Humanitarian Mission Brings Hope of a Brighter Future to Djiboutian Children

3 Jul 2002 | Gunnery Sgt. Keith A. Milks

Like hope, smiles are an unlimited commodity among children.  More lacking though, especially in the east African nation of Djibouti recently visited by the 22d Marine Expeditionary Unit (Special Operations Capable), are the facilities and supplies to nurture a child's hope for a bright future.

In an effort to bring a ray of hope to the lives of children in one of Djibouti's remote villages, the engineers from MEU Service Support Group 22 spent a week hard at work to ensure schoolchildren in La Hassa village have the tools necessary for an education and a shot at a better life.

"By rebuilding La Hassa's main schoolhouse, we hope a new interest is sparked and word spreads quickly throughout the area that the children now have a new facility to expand their education," said Staff Sgt. Robert M. Mathes, of Memphis, Tennessee, the MSSG-22 engineer platoon sergeant. 

According to the engineer platoon commander, Capt.

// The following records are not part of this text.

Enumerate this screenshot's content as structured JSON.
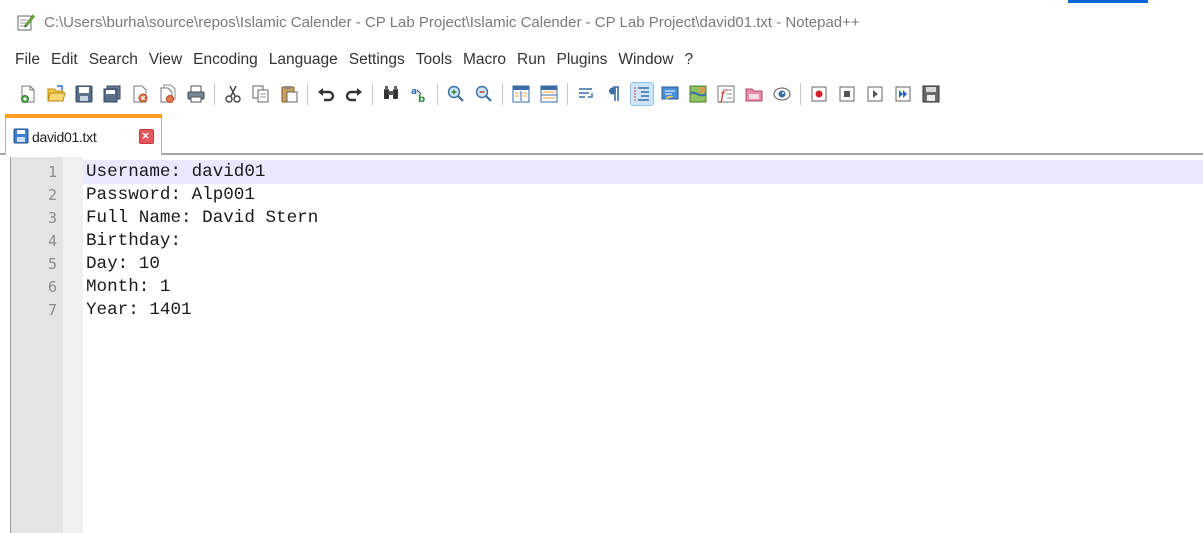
{
  "window": {
    "title": "C:\\Users\\burha\\source\\repos\\Islamic Calender - CP Lab Project\\Islamic Calender - CP Lab Project\\david01.txt - Notepad++",
    "app_icon": "notepadpp-icon",
    "accent_color": "#0a64d6"
  },
  "menu": {
    "items": [
      "File",
      "Edit",
      "Search",
      "View",
      "Encoding",
      "Language",
      "Settings",
      "Tools",
      "Macro",
      "Run",
      "Plugins",
      "Window",
      "?"
    ]
  },
  "toolbar": {
    "buttons": [
      "new-file-icon",
      "open-file-icon",
      "save-icon",
      "save-all-icon",
      "close-icon",
      "close-all-icon",
      "print-icon",
      "cut-icon",
      "copy-icon",
      "paste-icon",
      "undo-icon",
      "redo-icon",
      "find-icon",
      "replace-icon",
      "zoom-in-icon",
      "zoom-out-icon",
      "sync-vertical-icon",
      "sync-horizontal-icon",
      "word-wrap-icon",
      "show-all-chars-icon",
      "indent-guide-icon",
      "udl-icon",
      "doc-map-icon",
      "function-list-icon",
      "folder-as-workspace-icon",
      "monitoring-icon",
      "record-macro-icon",
      "stop-macro-icon",
      "play-macro-icon",
      "run-macro-multiple-icon",
      "save-macro-icon"
    ],
    "active_button": "indent-guide-icon"
  },
  "tabs": [
    {
      "label": "david01.txt",
      "icon": "saved-file-icon",
      "close_icon": "tab-close-icon",
      "active": true
    }
  ],
  "editor": {
    "current_line": 1,
    "lines": [
      {
        "number": "1",
        "text": "Username: david01"
      },
      {
        "number": "2",
        "text": "Password: Alp001"
      },
      {
        "number": "3",
        "text": "Full Name: David Stern"
      },
      {
        "number": "4",
        "text": "Birthday:"
      },
      {
        "number": "5",
        "text": "Day: 10"
      },
      {
        "number": "6",
        "text": "Month: 1"
      },
      {
        "number": "7",
        "text": "Year: 1401"
      }
    ]
  }
}
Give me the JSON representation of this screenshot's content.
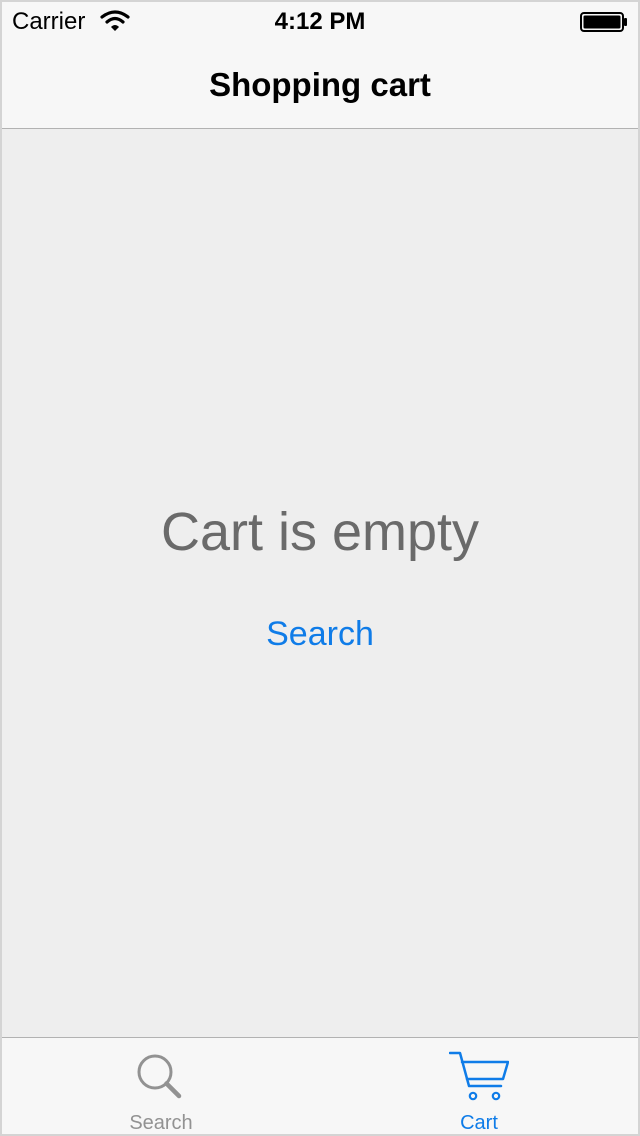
{
  "status_bar": {
    "carrier": "Carrier",
    "time": "4:12 PM",
    "wifi_icon": "wifi-icon",
    "battery_icon": "battery-icon"
  },
  "nav": {
    "title": "Shopping cart"
  },
  "content": {
    "empty_message": "Cart is empty",
    "search_link": "Search"
  },
  "tab_bar": {
    "selected": "Cart",
    "tabs": [
      {
        "label": "Search",
        "icon": "magnifier-icon"
      },
      {
        "label": "Cart",
        "icon": "cart-icon"
      }
    ]
  },
  "colors": {
    "accent": "#0f7ce8",
    "inactive": "#929292",
    "empty_text": "#6a6a6a",
    "background": "#eeeeee",
    "bar_background": "#f7f7f7"
  }
}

Anthony R. Mitchell II, of Westfield, New Jersey, La Hassa was chosen based on a list of priorities given to the MEU by local government officials who were asked where the MEU could provide a helping hand.

The engineering civil affairs project (Engineer CAP) took five days and encompassed a complete renovation of the schoolhouse.

"We removed and repaired the roof and top layers of block, built new steps, replaced the door and repaired windows, installed interior lights, painted, and completed stucco work on the building's interior and exterior," said Mitchell.

In a country with few resources, one item in abundance is sunlight.  That knowledge led to perhaps the most innovative renovation on the schoolhouse, a solar panel to power the school's new lighting system.

The MSSG-22 engineer platoon didn't accomplish this task alone.  Marines from the combat engineer platoon of the 2d Battalion, 6th Marines, the MEU's ground combat element, joined the MSSG platoon in their endeavor.  While the rest of their platoon supported operations elsewhere in the country, the engineers in Sgt. Robert J. Howard's squad assisted in the engineering CAP.

"I was responsible for helping with ideas and planning, to take a task and make sure it gets done," said Howard, of Hamilton, Ohio.  "The project itself was difficult.  There were some time-consuming events, but we did okay."

One of the engineers in Howard's squad, Cpl. Jerome A. Glover, of Summerville, South Carolina, was responsible for most of the project's masonry work and echoed a sentiment common among all the engineers.

"The heat was like an eight-letter word with no vowels," said Glover.  "It made no sense.  A 140-degree heat index makes just about everything difficult."

Despite the stifling heat, the Marines pushed hard to complete their mission, working as many as 19 hours every day.

"Time was against us and the heat was not on our side," said Mathes, "but we finished ahead of schedule with no injuries or heat casualties."

When the renovations were complete, the engineers added a special addition straight from the United States.  Since leaving Camp Lejeune in late February, the MEU has carried with it a crate of school supplies donated by Morehead City Primary School in Morehead City, North Carolina for dispersion to less fortunate kids in other countries.

Lance Cpl. Matthew T. Holland, of West Helena, Arkansas, an MSSG 22 engineer, helped distribute the supplies to the school.

"The biggest and longest lasting benefit of the engineer CAP is that we improved the education facility and gave them school supplies they had probably never seen before," said Holland.  "It is one of the best feelings I have ever felt just knowing we improved somebody's life."

For more information on the 22d MEU (SOC), visit the unit's website at
22nd Marine Expeditionary Unit